═══ EXERCISE DATA

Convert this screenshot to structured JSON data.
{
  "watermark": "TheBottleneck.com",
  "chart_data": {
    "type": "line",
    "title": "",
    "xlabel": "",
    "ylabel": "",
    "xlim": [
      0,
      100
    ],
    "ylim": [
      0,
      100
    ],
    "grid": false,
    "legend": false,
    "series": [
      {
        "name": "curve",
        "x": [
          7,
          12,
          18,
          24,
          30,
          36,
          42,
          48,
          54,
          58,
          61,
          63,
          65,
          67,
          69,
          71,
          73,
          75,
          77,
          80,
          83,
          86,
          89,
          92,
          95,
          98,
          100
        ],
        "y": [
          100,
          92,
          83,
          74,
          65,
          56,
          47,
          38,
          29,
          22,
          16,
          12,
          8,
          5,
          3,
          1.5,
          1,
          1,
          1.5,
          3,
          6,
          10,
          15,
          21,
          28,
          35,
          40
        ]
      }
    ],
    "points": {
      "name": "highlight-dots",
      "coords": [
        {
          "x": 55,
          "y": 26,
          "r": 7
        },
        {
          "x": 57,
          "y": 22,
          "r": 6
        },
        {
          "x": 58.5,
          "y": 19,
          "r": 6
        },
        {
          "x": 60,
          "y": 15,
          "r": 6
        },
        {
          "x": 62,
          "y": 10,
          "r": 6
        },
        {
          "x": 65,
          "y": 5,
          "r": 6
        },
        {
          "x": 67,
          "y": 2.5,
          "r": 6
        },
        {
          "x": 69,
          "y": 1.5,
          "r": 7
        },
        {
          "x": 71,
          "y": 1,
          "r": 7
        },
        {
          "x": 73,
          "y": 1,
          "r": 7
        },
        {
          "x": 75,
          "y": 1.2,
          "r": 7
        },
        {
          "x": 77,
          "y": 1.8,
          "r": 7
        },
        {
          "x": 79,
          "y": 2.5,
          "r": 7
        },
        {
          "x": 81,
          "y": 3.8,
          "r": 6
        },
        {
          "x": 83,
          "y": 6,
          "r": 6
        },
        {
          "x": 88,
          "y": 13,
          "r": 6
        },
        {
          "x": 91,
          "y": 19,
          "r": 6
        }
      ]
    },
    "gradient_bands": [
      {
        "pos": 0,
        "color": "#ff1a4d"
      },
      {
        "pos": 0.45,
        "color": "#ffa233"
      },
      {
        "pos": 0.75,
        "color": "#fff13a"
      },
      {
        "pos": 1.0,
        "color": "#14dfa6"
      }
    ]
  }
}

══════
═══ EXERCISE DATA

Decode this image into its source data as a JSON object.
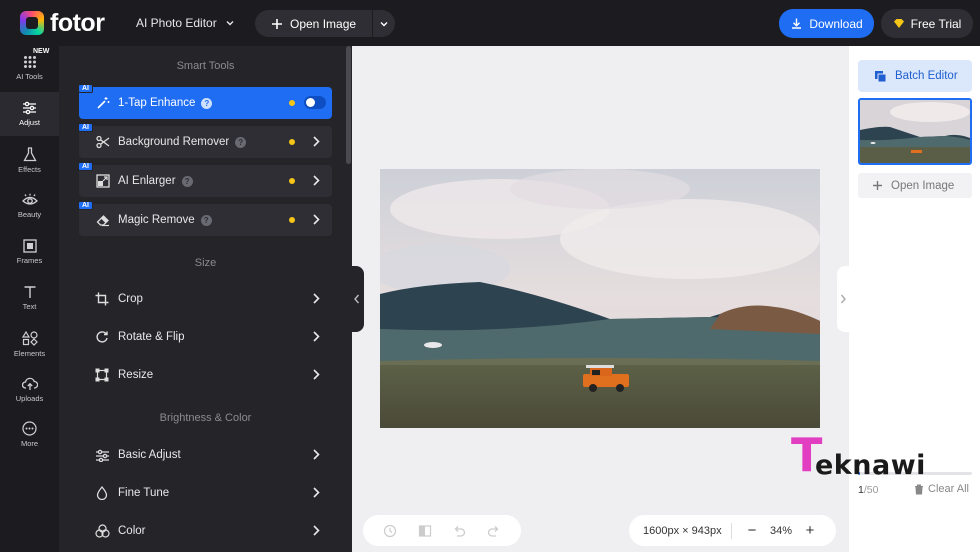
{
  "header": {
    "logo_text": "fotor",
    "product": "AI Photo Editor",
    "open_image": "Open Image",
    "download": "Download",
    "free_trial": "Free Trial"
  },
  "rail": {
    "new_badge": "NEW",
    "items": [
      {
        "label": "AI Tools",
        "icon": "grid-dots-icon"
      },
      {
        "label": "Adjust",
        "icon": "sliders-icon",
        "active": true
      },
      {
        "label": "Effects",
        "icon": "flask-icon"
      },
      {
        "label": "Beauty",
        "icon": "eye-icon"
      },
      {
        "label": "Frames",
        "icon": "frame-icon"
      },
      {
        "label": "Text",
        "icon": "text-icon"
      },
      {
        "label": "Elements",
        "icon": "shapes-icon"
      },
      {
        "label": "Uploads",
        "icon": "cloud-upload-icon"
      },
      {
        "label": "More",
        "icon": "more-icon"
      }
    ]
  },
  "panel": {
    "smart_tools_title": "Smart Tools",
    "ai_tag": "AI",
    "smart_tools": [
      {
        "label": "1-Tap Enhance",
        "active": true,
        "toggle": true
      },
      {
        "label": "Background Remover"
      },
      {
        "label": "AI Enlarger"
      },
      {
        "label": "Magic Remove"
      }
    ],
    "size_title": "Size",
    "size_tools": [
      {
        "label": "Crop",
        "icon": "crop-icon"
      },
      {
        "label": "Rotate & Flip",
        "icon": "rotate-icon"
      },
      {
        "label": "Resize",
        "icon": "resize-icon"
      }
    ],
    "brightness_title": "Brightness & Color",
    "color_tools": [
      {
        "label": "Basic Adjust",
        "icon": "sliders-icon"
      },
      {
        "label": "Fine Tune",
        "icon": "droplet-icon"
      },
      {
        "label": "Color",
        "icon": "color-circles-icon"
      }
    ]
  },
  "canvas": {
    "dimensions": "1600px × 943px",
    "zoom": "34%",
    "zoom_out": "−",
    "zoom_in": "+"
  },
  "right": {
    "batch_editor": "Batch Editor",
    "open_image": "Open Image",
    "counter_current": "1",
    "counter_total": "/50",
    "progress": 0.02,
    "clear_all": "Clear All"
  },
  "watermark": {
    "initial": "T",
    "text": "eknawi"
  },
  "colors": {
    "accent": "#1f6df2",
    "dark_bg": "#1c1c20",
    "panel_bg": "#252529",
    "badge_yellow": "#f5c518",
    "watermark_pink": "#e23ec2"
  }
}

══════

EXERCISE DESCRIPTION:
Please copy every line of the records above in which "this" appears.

RESPONSE AREA:
Convert this screenshot to structured JSON data.
Decode this image into its source data as a JSON object.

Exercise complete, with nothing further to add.